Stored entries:
══════════════════════════════
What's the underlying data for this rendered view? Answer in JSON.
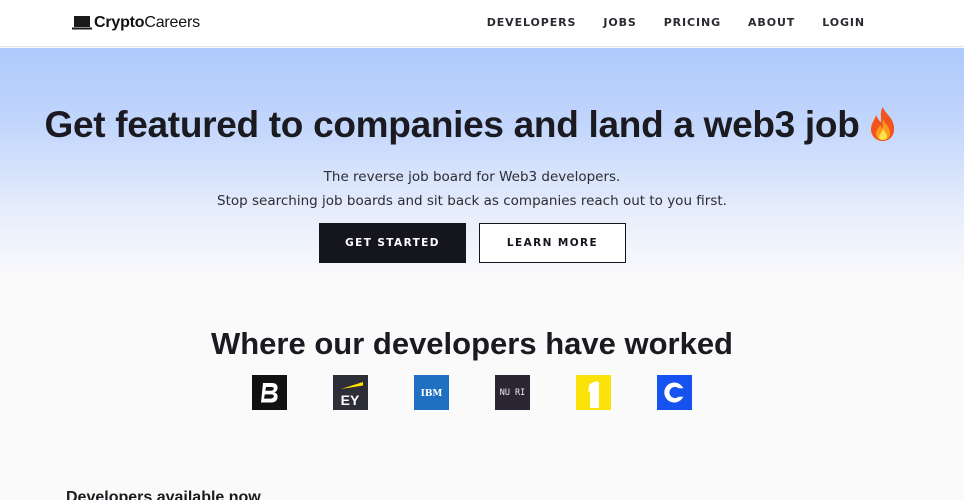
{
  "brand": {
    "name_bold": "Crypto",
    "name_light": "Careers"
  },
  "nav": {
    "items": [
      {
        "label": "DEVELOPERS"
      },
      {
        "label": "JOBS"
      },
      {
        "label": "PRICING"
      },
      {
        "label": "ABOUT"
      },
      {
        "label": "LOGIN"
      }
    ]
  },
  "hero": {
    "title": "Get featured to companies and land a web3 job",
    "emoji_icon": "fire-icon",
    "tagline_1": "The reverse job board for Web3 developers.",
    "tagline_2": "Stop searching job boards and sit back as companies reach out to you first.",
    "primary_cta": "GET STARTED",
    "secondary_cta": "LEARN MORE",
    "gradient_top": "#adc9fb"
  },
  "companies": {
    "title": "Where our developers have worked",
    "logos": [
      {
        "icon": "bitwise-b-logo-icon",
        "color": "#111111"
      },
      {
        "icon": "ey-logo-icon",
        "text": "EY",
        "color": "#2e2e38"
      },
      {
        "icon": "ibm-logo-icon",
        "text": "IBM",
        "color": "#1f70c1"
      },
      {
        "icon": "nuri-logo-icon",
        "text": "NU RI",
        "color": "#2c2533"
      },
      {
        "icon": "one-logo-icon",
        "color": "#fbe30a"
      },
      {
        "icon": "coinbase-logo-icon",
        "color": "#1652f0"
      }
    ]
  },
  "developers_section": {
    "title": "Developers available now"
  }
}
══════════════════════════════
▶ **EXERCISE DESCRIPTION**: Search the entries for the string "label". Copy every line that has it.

▶ **TASK RESPONSE**:
        "label": "DEVELOPERS"
        "label": "JOBS"
        "label": "PRICING"
        "label": "ABOUT"
        "label": "LOGIN"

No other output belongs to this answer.